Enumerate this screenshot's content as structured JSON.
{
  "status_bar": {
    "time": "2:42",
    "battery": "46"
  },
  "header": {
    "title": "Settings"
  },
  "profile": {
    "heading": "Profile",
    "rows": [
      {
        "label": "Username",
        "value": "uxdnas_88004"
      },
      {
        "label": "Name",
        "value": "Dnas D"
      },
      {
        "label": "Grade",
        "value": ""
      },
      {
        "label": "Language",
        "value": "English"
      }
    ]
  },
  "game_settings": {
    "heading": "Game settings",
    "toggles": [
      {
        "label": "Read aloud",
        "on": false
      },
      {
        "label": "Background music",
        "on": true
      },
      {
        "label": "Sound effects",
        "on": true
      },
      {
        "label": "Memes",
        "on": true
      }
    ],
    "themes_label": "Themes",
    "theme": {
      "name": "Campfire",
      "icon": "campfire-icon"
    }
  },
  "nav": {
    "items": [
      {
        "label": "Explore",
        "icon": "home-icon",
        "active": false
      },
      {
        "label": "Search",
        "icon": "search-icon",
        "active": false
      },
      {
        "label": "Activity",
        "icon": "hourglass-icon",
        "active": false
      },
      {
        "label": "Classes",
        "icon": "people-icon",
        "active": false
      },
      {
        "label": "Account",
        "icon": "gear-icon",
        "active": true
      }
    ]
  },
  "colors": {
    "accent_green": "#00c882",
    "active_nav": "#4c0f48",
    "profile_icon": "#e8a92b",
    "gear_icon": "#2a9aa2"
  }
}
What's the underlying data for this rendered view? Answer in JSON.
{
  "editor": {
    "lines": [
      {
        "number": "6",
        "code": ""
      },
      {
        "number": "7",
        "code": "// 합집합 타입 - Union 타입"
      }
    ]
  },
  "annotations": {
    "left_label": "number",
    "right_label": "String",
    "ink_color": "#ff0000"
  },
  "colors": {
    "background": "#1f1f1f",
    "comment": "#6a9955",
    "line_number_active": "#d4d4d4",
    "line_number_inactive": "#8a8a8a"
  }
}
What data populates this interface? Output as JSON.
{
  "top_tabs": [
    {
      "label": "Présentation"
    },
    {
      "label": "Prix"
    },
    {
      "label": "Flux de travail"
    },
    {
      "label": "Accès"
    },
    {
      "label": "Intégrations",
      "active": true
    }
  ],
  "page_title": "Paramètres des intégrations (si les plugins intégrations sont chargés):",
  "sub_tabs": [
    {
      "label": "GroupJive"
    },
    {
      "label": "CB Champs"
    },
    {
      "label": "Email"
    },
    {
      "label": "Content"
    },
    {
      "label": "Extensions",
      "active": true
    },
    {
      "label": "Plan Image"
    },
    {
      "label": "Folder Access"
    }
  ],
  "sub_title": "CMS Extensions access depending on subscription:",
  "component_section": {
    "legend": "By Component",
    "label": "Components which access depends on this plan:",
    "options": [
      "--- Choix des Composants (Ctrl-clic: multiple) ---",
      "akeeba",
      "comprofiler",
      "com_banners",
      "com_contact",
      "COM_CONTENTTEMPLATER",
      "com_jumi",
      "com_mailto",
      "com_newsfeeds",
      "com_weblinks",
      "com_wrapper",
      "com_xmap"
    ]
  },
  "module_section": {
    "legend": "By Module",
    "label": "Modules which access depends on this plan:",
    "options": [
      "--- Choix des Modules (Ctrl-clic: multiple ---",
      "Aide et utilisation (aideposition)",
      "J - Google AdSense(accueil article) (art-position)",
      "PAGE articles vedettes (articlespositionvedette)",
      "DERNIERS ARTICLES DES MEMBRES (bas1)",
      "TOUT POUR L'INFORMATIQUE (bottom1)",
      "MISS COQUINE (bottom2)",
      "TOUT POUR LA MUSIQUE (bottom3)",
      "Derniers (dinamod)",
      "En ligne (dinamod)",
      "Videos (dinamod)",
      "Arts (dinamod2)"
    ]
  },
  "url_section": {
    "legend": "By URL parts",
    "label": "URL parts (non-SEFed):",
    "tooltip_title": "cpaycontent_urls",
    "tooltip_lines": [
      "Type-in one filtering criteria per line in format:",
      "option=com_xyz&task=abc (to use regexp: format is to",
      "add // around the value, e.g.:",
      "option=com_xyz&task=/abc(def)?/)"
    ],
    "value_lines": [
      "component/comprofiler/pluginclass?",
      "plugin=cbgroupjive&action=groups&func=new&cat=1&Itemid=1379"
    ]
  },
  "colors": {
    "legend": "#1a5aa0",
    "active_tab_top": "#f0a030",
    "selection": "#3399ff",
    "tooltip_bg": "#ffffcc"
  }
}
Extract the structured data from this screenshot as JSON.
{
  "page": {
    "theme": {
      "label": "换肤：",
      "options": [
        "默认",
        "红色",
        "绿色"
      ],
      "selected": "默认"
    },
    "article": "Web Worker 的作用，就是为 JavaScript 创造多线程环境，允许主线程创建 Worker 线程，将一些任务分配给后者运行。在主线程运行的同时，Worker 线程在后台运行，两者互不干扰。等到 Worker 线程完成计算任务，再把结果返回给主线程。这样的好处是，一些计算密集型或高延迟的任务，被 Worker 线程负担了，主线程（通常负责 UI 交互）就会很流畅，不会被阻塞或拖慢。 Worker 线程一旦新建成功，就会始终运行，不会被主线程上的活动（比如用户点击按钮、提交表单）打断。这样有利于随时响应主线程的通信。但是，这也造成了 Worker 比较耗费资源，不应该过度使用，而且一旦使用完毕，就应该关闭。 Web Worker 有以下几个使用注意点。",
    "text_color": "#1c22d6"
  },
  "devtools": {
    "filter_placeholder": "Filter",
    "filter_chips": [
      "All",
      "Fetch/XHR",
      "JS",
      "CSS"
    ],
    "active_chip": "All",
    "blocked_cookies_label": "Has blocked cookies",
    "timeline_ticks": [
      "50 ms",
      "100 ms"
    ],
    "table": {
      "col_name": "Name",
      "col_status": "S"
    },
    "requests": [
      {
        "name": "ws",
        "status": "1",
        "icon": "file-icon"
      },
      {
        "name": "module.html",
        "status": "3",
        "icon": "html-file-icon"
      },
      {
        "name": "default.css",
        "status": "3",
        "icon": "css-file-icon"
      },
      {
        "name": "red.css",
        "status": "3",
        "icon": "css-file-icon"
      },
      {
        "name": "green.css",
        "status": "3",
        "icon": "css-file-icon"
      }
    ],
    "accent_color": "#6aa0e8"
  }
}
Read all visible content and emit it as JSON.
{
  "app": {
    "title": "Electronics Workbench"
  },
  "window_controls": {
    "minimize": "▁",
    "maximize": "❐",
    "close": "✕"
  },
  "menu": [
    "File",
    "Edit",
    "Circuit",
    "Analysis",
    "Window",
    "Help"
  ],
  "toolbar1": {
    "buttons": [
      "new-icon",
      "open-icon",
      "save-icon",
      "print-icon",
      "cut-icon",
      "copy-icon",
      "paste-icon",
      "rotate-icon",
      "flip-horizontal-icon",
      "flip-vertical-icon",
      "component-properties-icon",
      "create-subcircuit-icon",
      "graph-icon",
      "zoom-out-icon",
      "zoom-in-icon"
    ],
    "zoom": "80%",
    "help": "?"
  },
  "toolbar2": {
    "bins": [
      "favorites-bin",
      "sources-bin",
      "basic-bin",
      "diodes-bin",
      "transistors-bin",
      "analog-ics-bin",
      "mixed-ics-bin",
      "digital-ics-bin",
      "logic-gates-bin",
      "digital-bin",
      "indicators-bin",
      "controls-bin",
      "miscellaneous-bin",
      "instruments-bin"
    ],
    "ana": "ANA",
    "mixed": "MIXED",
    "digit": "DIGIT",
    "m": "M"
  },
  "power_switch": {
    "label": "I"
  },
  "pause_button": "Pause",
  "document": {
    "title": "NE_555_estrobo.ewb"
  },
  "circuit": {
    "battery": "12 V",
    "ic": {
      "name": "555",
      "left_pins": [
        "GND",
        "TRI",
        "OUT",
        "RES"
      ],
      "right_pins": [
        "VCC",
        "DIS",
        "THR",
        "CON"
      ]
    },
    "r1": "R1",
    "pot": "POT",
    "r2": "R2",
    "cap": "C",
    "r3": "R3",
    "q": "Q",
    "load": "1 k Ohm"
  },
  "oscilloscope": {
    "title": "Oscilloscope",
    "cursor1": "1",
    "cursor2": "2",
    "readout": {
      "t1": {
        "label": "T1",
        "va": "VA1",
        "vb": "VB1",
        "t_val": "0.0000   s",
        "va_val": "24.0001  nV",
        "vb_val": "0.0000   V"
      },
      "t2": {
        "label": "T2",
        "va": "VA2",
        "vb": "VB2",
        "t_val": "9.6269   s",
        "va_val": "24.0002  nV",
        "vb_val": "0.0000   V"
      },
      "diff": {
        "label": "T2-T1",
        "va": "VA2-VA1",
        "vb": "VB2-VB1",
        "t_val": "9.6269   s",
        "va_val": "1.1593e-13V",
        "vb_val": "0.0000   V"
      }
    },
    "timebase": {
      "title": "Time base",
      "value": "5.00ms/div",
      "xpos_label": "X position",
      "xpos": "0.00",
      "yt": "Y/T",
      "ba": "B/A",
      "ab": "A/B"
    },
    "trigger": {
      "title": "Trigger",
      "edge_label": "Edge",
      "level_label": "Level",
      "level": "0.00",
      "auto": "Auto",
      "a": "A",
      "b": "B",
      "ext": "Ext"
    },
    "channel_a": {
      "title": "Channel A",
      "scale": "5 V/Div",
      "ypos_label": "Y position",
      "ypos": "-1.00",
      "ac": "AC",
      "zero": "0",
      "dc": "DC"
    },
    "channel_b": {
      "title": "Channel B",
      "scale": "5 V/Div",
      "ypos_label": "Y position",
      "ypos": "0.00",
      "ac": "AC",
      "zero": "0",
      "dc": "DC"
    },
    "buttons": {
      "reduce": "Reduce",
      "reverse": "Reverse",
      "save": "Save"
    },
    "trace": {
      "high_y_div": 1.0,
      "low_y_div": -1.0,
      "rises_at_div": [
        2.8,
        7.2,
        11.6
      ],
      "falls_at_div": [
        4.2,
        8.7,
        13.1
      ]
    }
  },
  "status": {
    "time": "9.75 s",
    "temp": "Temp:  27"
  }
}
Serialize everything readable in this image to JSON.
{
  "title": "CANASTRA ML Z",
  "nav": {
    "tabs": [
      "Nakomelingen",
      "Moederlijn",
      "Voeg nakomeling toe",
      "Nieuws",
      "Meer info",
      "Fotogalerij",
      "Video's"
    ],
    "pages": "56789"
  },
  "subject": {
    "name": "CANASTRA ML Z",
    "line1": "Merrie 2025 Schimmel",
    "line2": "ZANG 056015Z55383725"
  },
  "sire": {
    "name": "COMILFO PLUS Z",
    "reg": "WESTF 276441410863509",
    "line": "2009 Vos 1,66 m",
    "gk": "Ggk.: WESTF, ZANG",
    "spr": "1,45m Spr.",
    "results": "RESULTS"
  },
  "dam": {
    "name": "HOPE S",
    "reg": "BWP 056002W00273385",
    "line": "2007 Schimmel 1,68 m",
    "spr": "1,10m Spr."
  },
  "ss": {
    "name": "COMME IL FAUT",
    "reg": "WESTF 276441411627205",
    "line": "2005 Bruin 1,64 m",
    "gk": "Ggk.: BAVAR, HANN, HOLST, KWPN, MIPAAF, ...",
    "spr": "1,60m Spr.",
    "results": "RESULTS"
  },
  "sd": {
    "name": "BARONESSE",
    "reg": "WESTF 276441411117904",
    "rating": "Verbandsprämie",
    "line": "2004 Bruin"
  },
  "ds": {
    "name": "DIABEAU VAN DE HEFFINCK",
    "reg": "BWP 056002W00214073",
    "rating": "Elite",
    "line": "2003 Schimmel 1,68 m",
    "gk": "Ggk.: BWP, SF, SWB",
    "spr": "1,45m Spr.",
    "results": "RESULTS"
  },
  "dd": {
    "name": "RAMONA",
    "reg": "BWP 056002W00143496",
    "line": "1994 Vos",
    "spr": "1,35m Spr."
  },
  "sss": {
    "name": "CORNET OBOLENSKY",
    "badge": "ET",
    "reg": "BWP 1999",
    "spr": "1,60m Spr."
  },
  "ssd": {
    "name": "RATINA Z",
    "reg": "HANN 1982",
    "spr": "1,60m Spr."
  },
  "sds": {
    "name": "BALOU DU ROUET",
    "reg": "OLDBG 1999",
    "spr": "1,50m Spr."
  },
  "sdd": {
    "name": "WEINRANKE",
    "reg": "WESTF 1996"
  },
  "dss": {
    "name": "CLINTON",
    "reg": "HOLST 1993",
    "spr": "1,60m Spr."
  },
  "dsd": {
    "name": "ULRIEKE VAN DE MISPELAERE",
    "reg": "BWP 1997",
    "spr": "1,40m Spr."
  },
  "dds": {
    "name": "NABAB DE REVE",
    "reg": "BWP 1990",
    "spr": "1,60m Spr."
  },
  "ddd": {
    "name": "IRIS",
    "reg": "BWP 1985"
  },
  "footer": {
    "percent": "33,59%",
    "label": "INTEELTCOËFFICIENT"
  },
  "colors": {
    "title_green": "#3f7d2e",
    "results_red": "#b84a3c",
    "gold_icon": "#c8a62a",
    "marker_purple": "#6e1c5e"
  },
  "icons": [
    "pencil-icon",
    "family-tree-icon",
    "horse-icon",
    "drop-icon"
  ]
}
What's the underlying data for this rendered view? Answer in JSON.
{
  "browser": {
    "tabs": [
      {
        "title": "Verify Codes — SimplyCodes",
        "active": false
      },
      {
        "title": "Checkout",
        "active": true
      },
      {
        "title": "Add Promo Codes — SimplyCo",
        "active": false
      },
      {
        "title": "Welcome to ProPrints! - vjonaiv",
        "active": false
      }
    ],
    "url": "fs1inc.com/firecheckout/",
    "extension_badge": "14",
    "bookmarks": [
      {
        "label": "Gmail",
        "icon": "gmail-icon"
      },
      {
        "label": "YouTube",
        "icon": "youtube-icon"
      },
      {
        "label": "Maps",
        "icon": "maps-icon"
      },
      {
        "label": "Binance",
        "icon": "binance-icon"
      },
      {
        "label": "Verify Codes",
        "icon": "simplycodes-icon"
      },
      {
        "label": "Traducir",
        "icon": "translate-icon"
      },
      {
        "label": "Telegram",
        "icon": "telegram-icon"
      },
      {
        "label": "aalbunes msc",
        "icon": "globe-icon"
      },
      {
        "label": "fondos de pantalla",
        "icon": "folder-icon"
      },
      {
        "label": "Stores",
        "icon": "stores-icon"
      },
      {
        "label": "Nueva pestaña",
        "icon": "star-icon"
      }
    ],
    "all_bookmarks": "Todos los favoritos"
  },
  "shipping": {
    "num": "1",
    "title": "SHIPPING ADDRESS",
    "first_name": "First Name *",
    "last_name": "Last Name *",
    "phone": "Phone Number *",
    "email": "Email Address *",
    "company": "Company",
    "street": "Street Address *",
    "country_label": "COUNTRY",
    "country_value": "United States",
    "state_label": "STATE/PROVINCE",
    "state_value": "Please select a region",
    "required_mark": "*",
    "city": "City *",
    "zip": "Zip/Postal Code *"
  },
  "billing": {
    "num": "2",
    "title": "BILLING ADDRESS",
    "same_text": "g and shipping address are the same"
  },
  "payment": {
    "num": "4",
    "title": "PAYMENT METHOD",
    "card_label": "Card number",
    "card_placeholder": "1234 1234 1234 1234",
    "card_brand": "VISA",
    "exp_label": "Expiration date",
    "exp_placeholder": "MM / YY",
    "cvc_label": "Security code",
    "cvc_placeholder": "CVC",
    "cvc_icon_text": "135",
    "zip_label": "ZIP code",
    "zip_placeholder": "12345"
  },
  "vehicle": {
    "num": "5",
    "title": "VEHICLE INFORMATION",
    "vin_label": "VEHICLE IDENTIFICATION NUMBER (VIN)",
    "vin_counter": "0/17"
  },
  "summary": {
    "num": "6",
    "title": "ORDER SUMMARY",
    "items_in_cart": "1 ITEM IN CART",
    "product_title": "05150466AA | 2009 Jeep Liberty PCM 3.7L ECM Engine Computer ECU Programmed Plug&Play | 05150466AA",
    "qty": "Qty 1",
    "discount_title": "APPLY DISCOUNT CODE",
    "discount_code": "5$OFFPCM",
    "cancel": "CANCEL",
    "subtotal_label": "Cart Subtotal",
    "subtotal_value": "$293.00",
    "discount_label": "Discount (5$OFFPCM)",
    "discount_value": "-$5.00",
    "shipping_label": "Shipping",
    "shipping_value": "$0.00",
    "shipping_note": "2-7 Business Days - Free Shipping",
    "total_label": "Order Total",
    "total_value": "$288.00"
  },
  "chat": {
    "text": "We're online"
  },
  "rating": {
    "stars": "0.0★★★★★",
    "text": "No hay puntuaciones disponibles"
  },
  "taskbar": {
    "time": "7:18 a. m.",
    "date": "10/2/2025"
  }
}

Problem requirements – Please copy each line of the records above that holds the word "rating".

Result for this exercise –
    "rating": "Verbandsprämie",
    "rating": "Elite",
  "rating": {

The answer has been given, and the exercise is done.